Problem description: The records that follow are to be copied word for word. Pictures should be omitted.

Exercise input:
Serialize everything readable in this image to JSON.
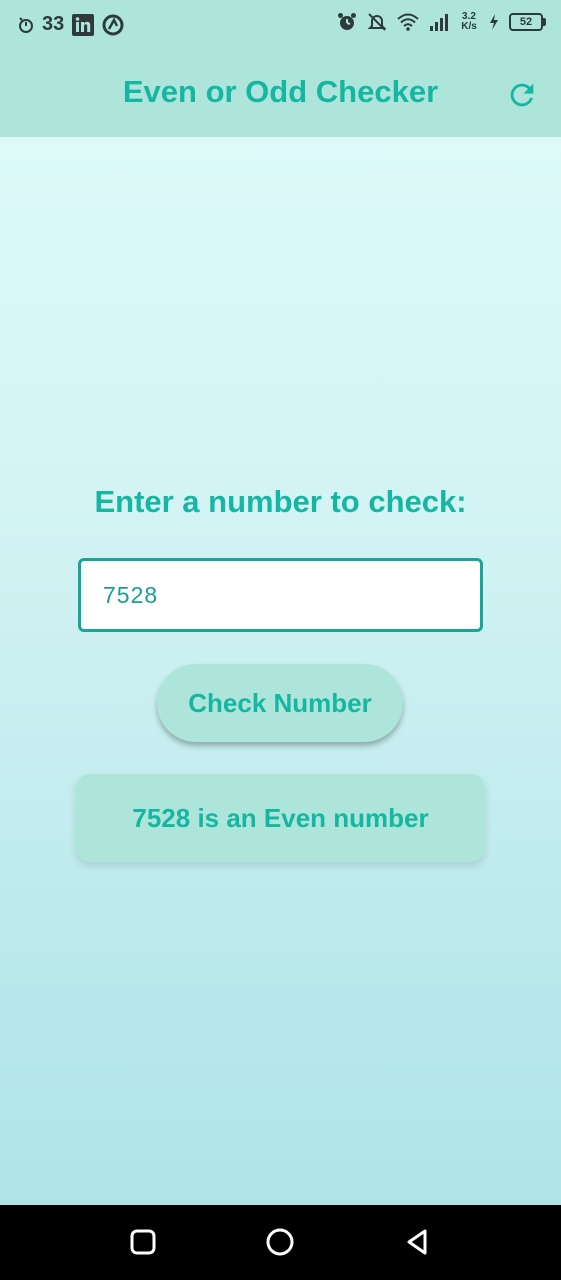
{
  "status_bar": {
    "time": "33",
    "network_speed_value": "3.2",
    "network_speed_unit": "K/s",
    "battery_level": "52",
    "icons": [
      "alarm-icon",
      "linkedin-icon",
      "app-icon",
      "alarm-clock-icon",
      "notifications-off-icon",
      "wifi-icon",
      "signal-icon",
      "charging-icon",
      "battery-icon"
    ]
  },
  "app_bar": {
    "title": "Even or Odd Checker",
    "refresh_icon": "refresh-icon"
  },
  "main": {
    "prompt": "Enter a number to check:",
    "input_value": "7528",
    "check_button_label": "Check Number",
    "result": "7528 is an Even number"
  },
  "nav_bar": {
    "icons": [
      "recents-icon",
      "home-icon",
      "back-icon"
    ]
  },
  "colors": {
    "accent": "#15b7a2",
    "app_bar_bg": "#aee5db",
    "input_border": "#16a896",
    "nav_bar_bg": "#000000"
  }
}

The completed task:
Serialize everything readable in this image to JSON.
{
  "status_bar": {
    "time": "33",
    "network_speed_value": "3.2",
    "network_speed_unit": "K/s",
    "battery_level": "52",
    "icons": [
      "alarm-icon",
      "linkedin-icon",
      "app-icon",
      "alarm-clock-icon",
      "notifications-off-icon",
      "wifi-icon",
      "signal-icon",
      "charging-icon",
      "battery-icon"
    ]
  },
  "app_bar": {
    "title": "Even or Odd Checker",
    "refresh_icon": "refresh-icon"
  },
  "main": {
    "prompt": "Enter a number to check:",
    "input_value": "7528",
    "check_button_label": "Check Number",
    "result": "7528 is an Even number"
  },
  "nav_bar": {
    "icons": [
      "recents-icon",
      "home-icon",
      "back-icon"
    ]
  },
  "colors": {
    "accent": "#15b7a2",
    "app_bar_bg": "#aee5db",
    "input_border": "#16a896",
    "nav_bar_bg": "#000000"
  }
}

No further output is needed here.